STUDY MATERIAL>
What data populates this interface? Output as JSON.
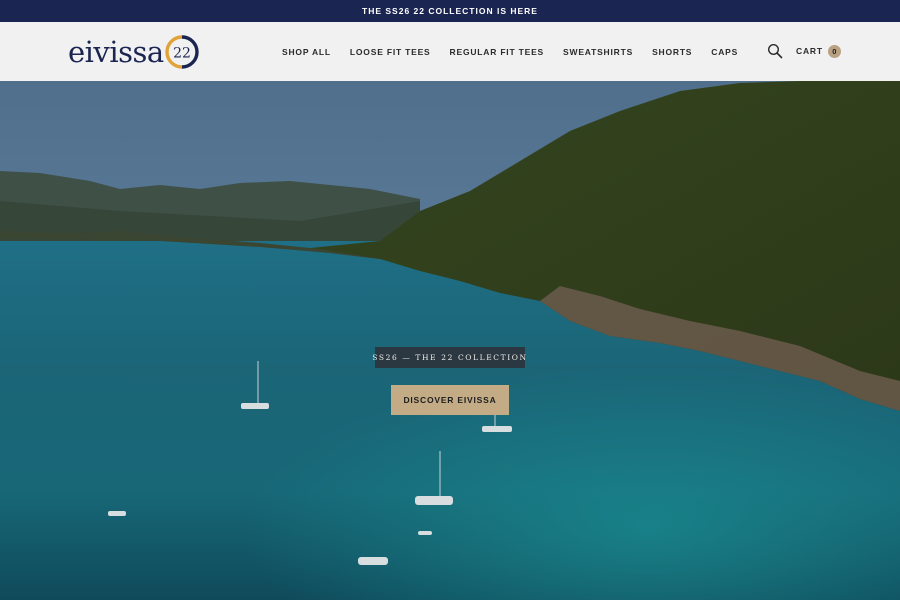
{
  "announcement": {
    "text": "THE SS26 22 COLLECTION IS HERE"
  },
  "brand": {
    "wordmark": "eivissa",
    "badge_number": "22",
    "colors": {
      "navy": "#1b2551",
      "gold": "#e0a33a"
    }
  },
  "nav": {
    "items": [
      {
        "label": "SHOP ALL"
      },
      {
        "label": "LOOSE FIT TEES"
      },
      {
        "label": "REGULAR FIT TEES"
      },
      {
        "label": "SWEATSHIRTS"
      },
      {
        "label": "SHORTS"
      },
      {
        "label": "CAPS"
      }
    ]
  },
  "header": {
    "search_icon": "search-icon",
    "cart_label": "CART",
    "cart_count": "0"
  },
  "hero": {
    "eyebrow": "SS26 — THE 22 COLLECTION",
    "cta_label": "DISCOVER EIVISSA",
    "accent": "#c3ab86"
  }
}
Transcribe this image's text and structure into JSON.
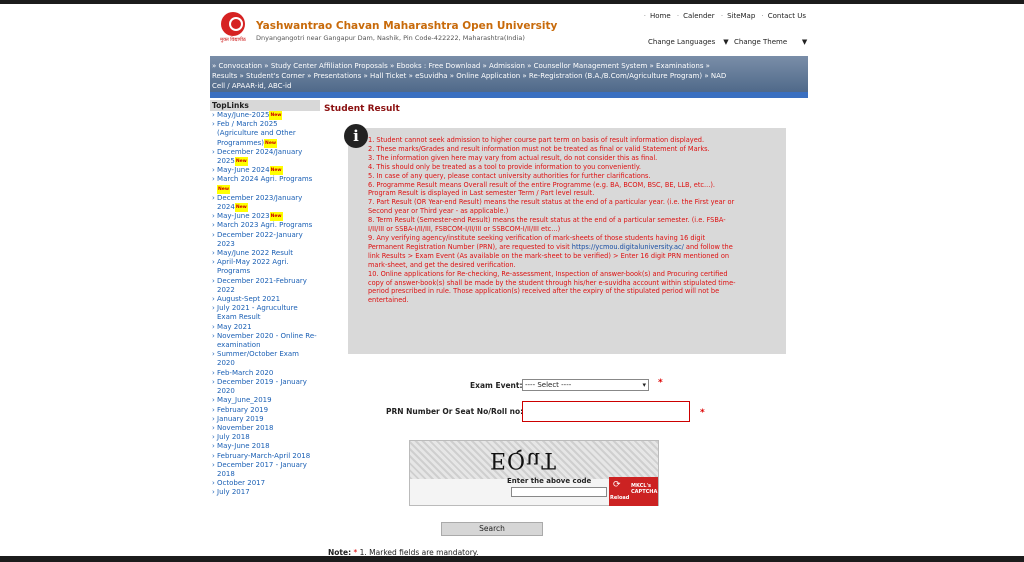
{
  "header": {
    "logo_caption": "मुक्त विद्यापीठ",
    "university_name": "Yashwantrao Chavan Maharashtra Open University",
    "address": "Dnyangangotri near Gangapur Dam, Nashik, Pin Code-422222, Maharashtra(India)",
    "top_links": [
      "Home",
      "Calender",
      "SiteMap",
      "Contact Us"
    ],
    "change_languages": "Change Languages",
    "change_theme": "Change Theme"
  },
  "nav": {
    "line1": "» Convocation   » Study Center Affiliation Proposals   » Ebooks : Free Download   » Admission   » Counsellor Management System   » Examinations   »",
    "line2": "Results   » Student's Corner   » Presentations   » Hall Ticket   » eSuvidha   » Online Application   » Re-Registration (B.A./B.Com/Agriculture Program)   » NAD",
    "line3": "Cell / APAAR-id, ABC-id"
  },
  "sidebar": {
    "heading": "TopLinks",
    "new_badge": "New",
    "items": [
      {
        "label": "May/June-2025",
        "new": true
      },
      {
        "label": "Feb / March 2025 (Agriculture and Other Programmes)",
        "new": true
      },
      {
        "label": "December 2024/January 2025",
        "new": true
      },
      {
        "label": "May-June 2024",
        "new": true
      },
      {
        "label": "March 2024 Agri. Programs",
        "new": true
      },
      {
        "label": "December 2023/January 2024",
        "new": true
      },
      {
        "label": "May-June 2023",
        "new": true
      },
      {
        "label": "March 2023 Agri. Programs",
        "new": false
      },
      {
        "label": "December 2022-January 2023",
        "new": false
      },
      {
        "label": "May/June 2022 Result",
        "new": false
      },
      {
        "label": "April-May 2022 Agri. Programs",
        "new": false
      },
      {
        "label": "December 2021-February 2022",
        "new": false
      },
      {
        "label": "August-Sept 2021",
        "new": false
      },
      {
        "label": "July 2021 - Agruculture Exam Result",
        "new": false
      },
      {
        "label": "May 2021",
        "new": false
      },
      {
        "label": "November 2020 - Online Re-examination",
        "new": false
      },
      {
        "label": "Summer/October Exam 2020",
        "new": false
      },
      {
        "label": "Feb-March 2020",
        "new": false
      },
      {
        "label": "December 2019 - January 2020",
        "new": false
      },
      {
        "label": "May_June_2019",
        "new": false
      },
      {
        "label": "February 2019",
        "new": false
      },
      {
        "label": "January 2019",
        "new": false
      },
      {
        "label": "November 2018",
        "new": false
      },
      {
        "label": "July 2018",
        "new": false
      },
      {
        "label": "May-June 2018",
        "new": false
      },
      {
        "label": "February-March-April 2018",
        "new": false
      },
      {
        "label": "December 2017 - January 2018",
        "new": false
      },
      {
        "label": "October 2017",
        "new": false
      },
      {
        "label": "July 2017",
        "new": false
      }
    ]
  },
  "main": {
    "title": "Student Result",
    "info_icon": "i",
    "info_lines": [
      "1. Student cannot seek admission to higher course part term on basis of result information displayed.",
      "2. These marks/Grades and result information must not be treated as final or valid Statement of Marks.",
      "3. The information given here may vary from actual result, do not consider this as final.",
      "4. This should only be treated as a tool to provide information to you conveniently.",
      "5. In case of any query, please contact university authorities for further clarifications.",
      "6. Programme Result means Overall result of the entire Programme (e.g. BA, BCOM, BSC, BE, LLB, etc...).",
      "Program Result is displayed in Last semester Term / Part level result.",
      "7. Part Result (OR Year-end Result) means the result status at the end of a particular year. (i.e. the First year or",
      "Second year or Third year - as applicable.)",
      "8. Term Result (Semester-end Result) means the result status at the end of a particular semester. (i.e. FSBA-",
      "I/II/III or SSBA-I/II/III, FSBCOM-I/II/III or SSBCOM-I/II/III etc...)",
      "9. Any verifying agency/institute seeking verification of mark-sheets of those students having 16 digit",
      "Permanent Registration Number (PRN), are requested to visit ",
      "link Results > Exam Event (As available on the mark-sheet to be verified) > Enter 16 digit PRN mentioned on",
      "mark-sheet, and get the desired verification.",
      "10. Online applications for Re-checking, Re-assessment, Inspection of answer-book(s) and Procuring certified",
      "copy of answer-book(s) shall be made by the student through his/her e-suvidha account within stipulated time-",
      "period prescribed in rule. Those application(s) received after the expiry of the stipulated period will not be",
      "entertained."
    ],
    "verify_link": "https://ycmou.digitaluniversity.ac/",
    "verify_link_suffix": " and follow the",
    "exam_event_label": "Exam Event:",
    "exam_event_value": "---- Select ----",
    "prn_label": "PRN Number Or Seat No/Roll no:",
    "required_mark": "*",
    "captcha_text": "EQuT",
    "captcha_label": "Enter the above code",
    "reload_label": "Reload",
    "captcha_brand": "MKCL's CAPTCHA",
    "search_label": "Search",
    "note_label": "Note:",
    "note_text": "1. Marked fields are mandatory."
  }
}
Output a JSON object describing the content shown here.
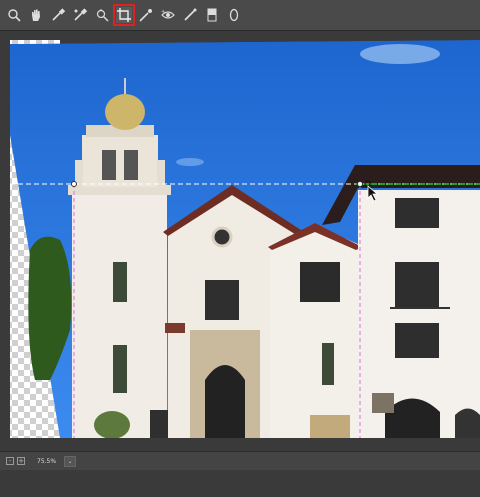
{
  "toolbar": {
    "tools": [
      {
        "name": "zoom-tool-icon"
      },
      {
        "name": "hand-tool-icon"
      },
      {
        "name": "eyedropper-tool-icon"
      },
      {
        "name": "color-sampler-icon"
      },
      {
        "name": "targeted-adjustment-icon"
      },
      {
        "name": "crop-tool-icon",
        "active": true
      },
      {
        "name": "spot-removal-icon"
      },
      {
        "name": "red-eye-icon"
      },
      {
        "name": "adjustment-brush-icon"
      },
      {
        "name": "graduated-filter-icon"
      },
      {
        "name": "radial-filter-icon"
      }
    ],
    "active_outline_color": "#d22222"
  },
  "status": {
    "zoom": "75.5%"
  },
  "colors": {
    "sky": "#1f6fd6",
    "building": "#f2eee8",
    "roof": "#3a1f1a",
    "guide_white": "#ffffff",
    "guide_magenta": "#e070e0",
    "guide_green": "#22cc22"
  }
}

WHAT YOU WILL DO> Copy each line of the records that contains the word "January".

FINAL ANSWER>
        "label": "December 2024/January 2025",
        "label": "December 2023/January 2024",
        "label": "December 2022-January 2023",
        "label": "December 2019 - January 2020",
        "label": "January 2019",
        "label": "December 2017 - January 2018",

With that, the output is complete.